Repeat every record below, word for word.

Data records:
- - - - - - -

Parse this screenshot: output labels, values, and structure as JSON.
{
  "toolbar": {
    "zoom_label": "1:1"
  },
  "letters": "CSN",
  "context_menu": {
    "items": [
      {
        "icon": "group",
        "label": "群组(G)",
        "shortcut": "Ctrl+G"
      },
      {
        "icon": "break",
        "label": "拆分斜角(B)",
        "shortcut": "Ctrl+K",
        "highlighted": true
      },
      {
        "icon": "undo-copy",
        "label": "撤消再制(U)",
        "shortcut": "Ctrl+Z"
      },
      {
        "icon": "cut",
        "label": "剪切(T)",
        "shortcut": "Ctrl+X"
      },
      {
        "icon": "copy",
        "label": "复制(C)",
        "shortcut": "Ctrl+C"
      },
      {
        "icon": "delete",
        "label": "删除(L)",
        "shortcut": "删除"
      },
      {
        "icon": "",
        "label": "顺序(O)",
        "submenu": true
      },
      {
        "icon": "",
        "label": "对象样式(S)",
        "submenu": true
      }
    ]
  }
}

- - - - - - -

→ Task solution:
Parse this screenshot: output labels, values, and structure as JSON.
{
  "toolbar": {
    "zoom_label": "1:1"
  },
  "letters": "CSN",
  "context_menu": {
    "items": [
      {
        "icon": "group",
        "label": "群组(G)",
        "shortcut": "Ctrl+G"
      },
      {
        "icon": "break",
        "label": "拆分斜角(B)",
        "shortcut": "Ctrl+K",
        "highlighted": true
      },
      {
        "icon": "undo-copy",
        "label": "撤消再制(U)",
        "shortcut": "Ctrl+Z"
      },
      {
        "icon": "cut",
        "label": "剪切(T)",
        "shortcut": "Ctrl+X"
      },
      {
        "icon": "copy",
        "label": "复制(C)",
        "shortcut": "Ctrl+C"
      },
      {
        "icon": "delete",
        "label": "删除(L)",
        "shortcut": "删除"
      },
      {
        "icon": "",
        "label": "顺序(O)",
        "submenu": true
      },
      {
        "icon": "",
        "label": "对象样式(S)",
        "submenu": true
      }
    ]
  }
}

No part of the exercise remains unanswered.